Given records below:
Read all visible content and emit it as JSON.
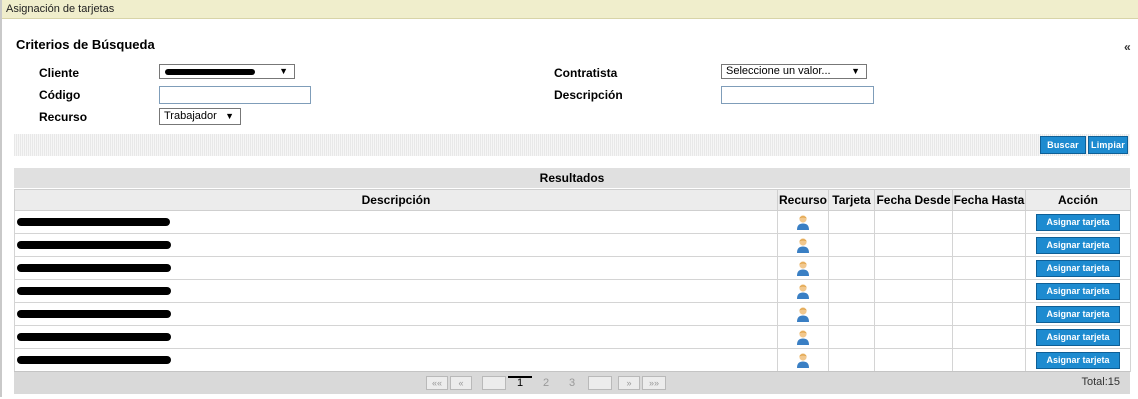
{
  "window_title": "Asignación de tarjetas",
  "criteria": {
    "title": "Criterios de Búsqueda",
    "collapse_glyph": "«",
    "cliente_label": "Cliente",
    "cliente_value": "",
    "contratista_label": "Contratista",
    "contratista_value": "Seleccione un valor...",
    "codigo_label": "Código",
    "codigo_value": "",
    "descripcion_label": "Descripción",
    "descripcion_value": "",
    "recurso_label": "Recurso",
    "recurso_value": "Trabajador"
  },
  "buttons": {
    "search": "Buscar",
    "clear": "Limpiar"
  },
  "results": {
    "title": "Resultados",
    "columns": [
      "Descripción",
      "Recurso",
      "Tarjeta",
      "Fecha Desde",
      "Fecha Hasta",
      "Acción"
    ],
    "action_label": "Asignar tarjeta",
    "row_count": 7
  },
  "pager": {
    "first": "««",
    "prev": "«",
    "pages": [
      "1",
      "2",
      "3"
    ],
    "current_page": "1",
    "next": "»",
    "last": "»»",
    "total_text": "Total:15"
  },
  "colors": {
    "accent": "#1d8bd0",
    "title_bar": "#f0eecc",
    "header_bg": "#e0e0e0"
  },
  "icons": {
    "recurso": "person-icon",
    "arrow": "dropdown-arrow-icon"
  }
}
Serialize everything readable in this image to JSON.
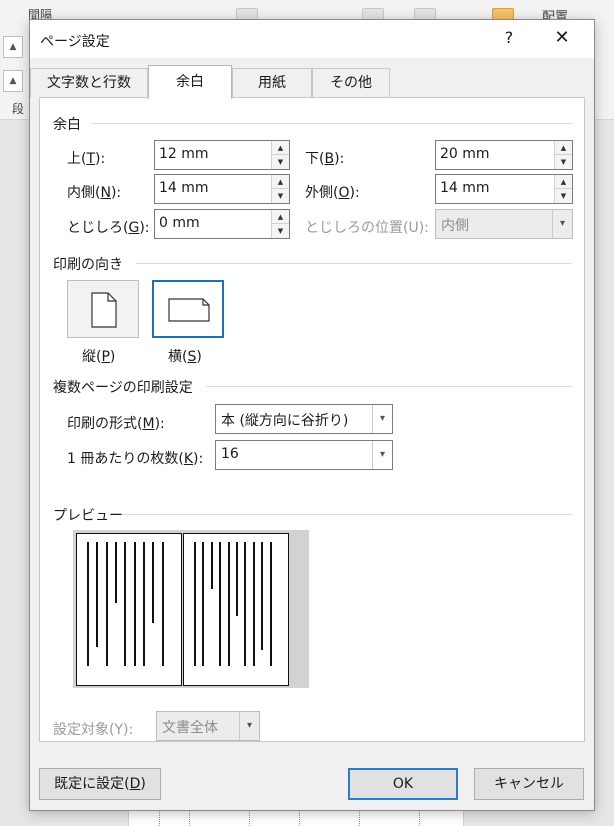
{
  "background": {
    "ribbon_label_1": "間隔",
    "ribbon_label_2": "段",
    "ribbon_arrange": "配置"
  },
  "dialog": {
    "title": "ページ設定",
    "help_label": "?",
    "close_label": "✕",
    "tabs": [
      {
        "label": "文字数と行数",
        "active": false
      },
      {
        "label": "余白",
        "active": true
      },
      {
        "label": "用紙",
        "active": false
      },
      {
        "label": "その他",
        "active": false
      }
    ]
  },
  "margins": {
    "section_title": "余白",
    "top": {
      "label": "上(",
      "key": "T",
      "suffix": "):",
      "value": "12 mm"
    },
    "bottom": {
      "label": "下(",
      "key": "B",
      "suffix": "):",
      "value": "20 mm"
    },
    "inside": {
      "label": "内側(",
      "key": "N",
      "suffix": "):",
      "value": "14 mm"
    },
    "outside": {
      "label": "外側(",
      "key": "O",
      "suffix": "):",
      "value": "14 mm"
    },
    "gutter": {
      "label": "とじしろ(",
      "key": "G",
      "suffix": "):",
      "value": "0 mm"
    },
    "gutter_position": {
      "label": "とじしろの位置(U):",
      "value": "内側",
      "disabled": true
    }
  },
  "orientation": {
    "section_title": "印刷の向き",
    "portrait": {
      "label": "縦(",
      "key": "P",
      "suffix": ")",
      "selected": false
    },
    "landscape": {
      "label": "横(",
      "key": "S",
      "suffix": ")",
      "selected": true
    }
  },
  "multiple_pages": {
    "section_title": "複数ページの印刷設定",
    "format": {
      "label": "印刷の形式(",
      "key": "M",
      "suffix": "):",
      "value": "本 (縦方向に谷折り)"
    },
    "sheets_per_booklet": {
      "label": "1 冊あたりの枚数(",
      "key": "K",
      "suffix": "):",
      "value": "16"
    }
  },
  "preview": {
    "section_title": "プレビュー",
    "left_page_line_lengths": [
      0.92,
      0.78,
      0.92,
      0.45,
      0.92,
      0.92,
      0.92,
      0.6,
      0.92
    ],
    "right_page_line_lengths": [
      0.92,
      0.92,
      0.35,
      0.92,
      0.92,
      0.55,
      0.92,
      0.92,
      0.8,
      0.92
    ]
  },
  "apply_to": {
    "label": "設定対象(Y):",
    "value": "文書全体",
    "disabled": true
  },
  "buttons": {
    "set_default": {
      "label": "既定に設定(",
      "key": "D",
      "suffix": ")"
    },
    "ok": "OK",
    "cancel": "キャンセル"
  }
}
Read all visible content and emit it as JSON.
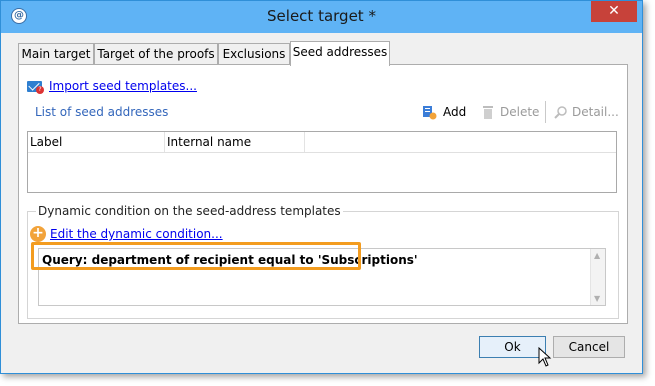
{
  "window": {
    "title": "Select target *",
    "close_label": "✕"
  },
  "tabs": [
    {
      "label": "Main target"
    },
    {
      "label": "Target of the proofs"
    },
    {
      "label": "Exclusions"
    },
    {
      "label": "Seed addresses",
      "active": true
    }
  ],
  "seed": {
    "import_link": "Import seed templates...",
    "list_label": "List of seed addresses",
    "toolbar": {
      "add": "Add",
      "delete": "Delete",
      "detail": "Detail..."
    },
    "columns": [
      "Label",
      "Internal name"
    ]
  },
  "dynamic": {
    "group_label": "Dynamic condition on the seed-address templates",
    "edit_link": "Edit the dynamic condition...",
    "query": "Query: department of recipient equal to 'Subscriptions'"
  },
  "buttons": {
    "ok": "Ok",
    "cancel": "Cancel"
  },
  "colors": {
    "titlebar": "#5fb3f5",
    "close": "#c7423a",
    "highlight": "#f39c1f",
    "link": "#0000ee"
  }
}
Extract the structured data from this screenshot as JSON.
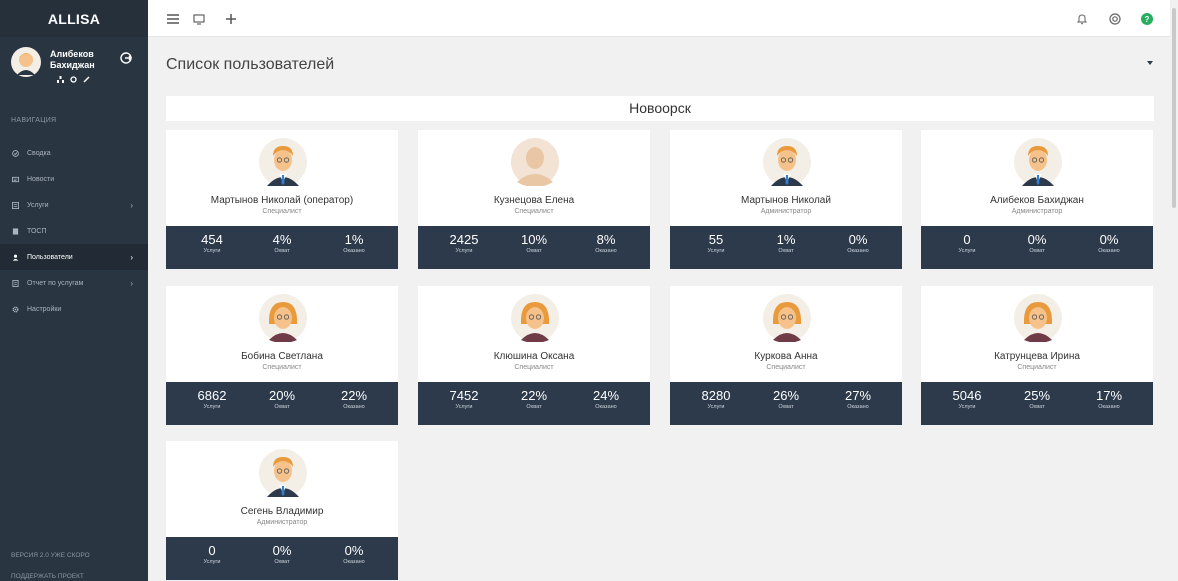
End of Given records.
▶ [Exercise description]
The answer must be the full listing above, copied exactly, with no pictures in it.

▶ [Reply to the task]
Read all visible content and emit it as JSON.
{
  "window_title": "Asignación de tarjetas",
  "criteria": {
    "title": "Criterios de Búsqueda",
    "collapse_glyph": "«",
    "cliente_label": "Cliente",
    "cliente_value": "",
    "contratista_label": "Contratista",
    "contratista_value": "Seleccione un valor...",
    "codigo_label": "Código",
    "codigo_value": "",
    "descripcion_label": "Descripción",
    "descripcion_value": "",
    "recurso_label": "Recurso",
    "recurso_value": "Trabajador"
  },
  "buttons": {
    "search": "Buscar",
    "clear": "Limpiar"
  },
  "results": {
    "title": "Resultados",
    "columns": [
      "Descripción",
      "Recurso",
      "Tarjeta",
      "Fecha Desde",
      "Fecha Hasta",
      "Acción"
    ],
    "action_label": "Asignar tarjeta",
    "row_count": 7
  },
  "pager": {
    "first": "««",
    "prev": "«",
    "pages": [
      "1",
      "2",
      "3"
    ],
    "current_page": "1",
    "next": "»",
    "last": "»»",
    "total_text": "Total:15"
  },
  "colors": {
    "accent": "#1d8bd0",
    "title_bar": "#f0eecc",
    "header_bg": "#e0e0e0"
  },
  "icons": {
    "recurso": "person-icon",
    "arrow": "dropdown-arrow-icon"
  }
}
Serialize everything readable in this image to JSON.
{
  "background": {
    "ribbon_label_1": "間隔",
    "ribbon_label_2": "段",
    "ribbon_arrange": "配置"
  },
  "dialog": {
    "title": "ページ設定",
    "help_label": "?",
    "close_label": "✕",
    "tabs": [
      {
        "label": "文字数と行数",
        "active": false
      },
      {
        "label": "余白",
        "active": true
      },
      {
        "label": "用紙",
        "active": false
      },
      {
        "label": "その他",
        "active": false
      }
    ]
  },
  "margins": {
    "section_title": "余白",
    "top": {
      "label": "上(",
      "key": "T",
      "suffix": "):",
      "value": "12 mm"
    },
    "bottom": {
      "label": "下(",
      "key": "B",
      "suffix": "):",
      "value": "20 mm"
    },
    "inside": {
      "label": "内側(",
      "key": "N",
      "suffix": "):",
      "value": "14 mm"
    },
    "outside": {
      "label": "外側(",
      "key": "O",
      "suffix": "):",
      "value": "14 mm"
    },
    "gutter": {
      "label": "とじしろ(",
      "key": "G",
      "suffix": "):",
      "value": "0 mm"
    },
    "gutter_position": {
      "label": "とじしろの位置(U):",
      "value": "内側",
      "disabled": true
    }
  },
  "orientation": {
    "section_title": "印刷の向き",
    "portrait": {
      "label": "縦(",
      "key": "P",
      "suffix": ")",
      "selected": false
    },
    "landscape": {
      "label": "横(",
      "key": "S",
      "suffix": ")",
      "selected": true
    }
  },
  "multiple_pages": {
    "section_title": "複数ページの印刷設定",
    "format": {
      "label": "印刷の形式(",
      "key": "M",
      "suffix": "):",
      "value": "本 (縦方向に谷折り)"
    },
    "sheets_per_booklet": {
      "label": "1 冊あたりの枚数(",
      "key": "K",
      "suffix": "):",
      "value": "16"
    }
  },
  "preview": {
    "section_title": "プレビュー",
    "left_page_line_lengths": [
      0.92,
      0.78,
      0.92,
      0.45,
      0.92,
      0.92,
      0.92,
      0.6,
      0.92
    ],
    "right_page_line_lengths": [
      0.92,
      0.92,
      0.35,
      0.92,
      0.92,
      0.55,
      0.92,
      0.92,
      0.8,
      0.92
    ]
  },
  "apply_to": {
    "label": "設定対象(Y):",
    "value": "文書全体",
    "disabled": true
  },
  "buttons": {
    "set_default": {
      "label": "既定に設定(",
      "key": "D",
      "suffix": ")"
    },
    "ok": "OK",
    "cancel": "キャンセル"
  }
}
Read all visible content and emit it as JSON.
{
  "window": {
    "title": "Select target *",
    "close_label": "✕"
  },
  "tabs": [
    {
      "label": "Main target"
    },
    {
      "label": "Target of the proofs"
    },
    {
      "label": "Exclusions"
    },
    {
      "label": "Seed addresses",
      "active": true
    }
  ],
  "seed": {
    "import_link": "Import seed templates...",
    "list_label": "List of seed addresses",
    "toolbar": {
      "add": "Add",
      "delete": "Delete",
      "detail": "Detail..."
    },
    "columns": [
      "Label",
      "Internal name"
    ]
  },
  "dynamic": {
    "group_label": "Dynamic condition on the seed-address templates",
    "edit_link": "Edit the dynamic condition...",
    "query": "Query: department of recipient equal to 'Subscriptions'"
  },
  "buttons": {
    "ok": "Ok",
    "cancel": "Cancel"
  },
  "colors": {
    "titlebar": "#5fb3f5",
    "close": "#c7423a",
    "highlight": "#f39c1f",
    "link": "#0000ee"
  }
}
Extract the structured data from this screenshot as JSON.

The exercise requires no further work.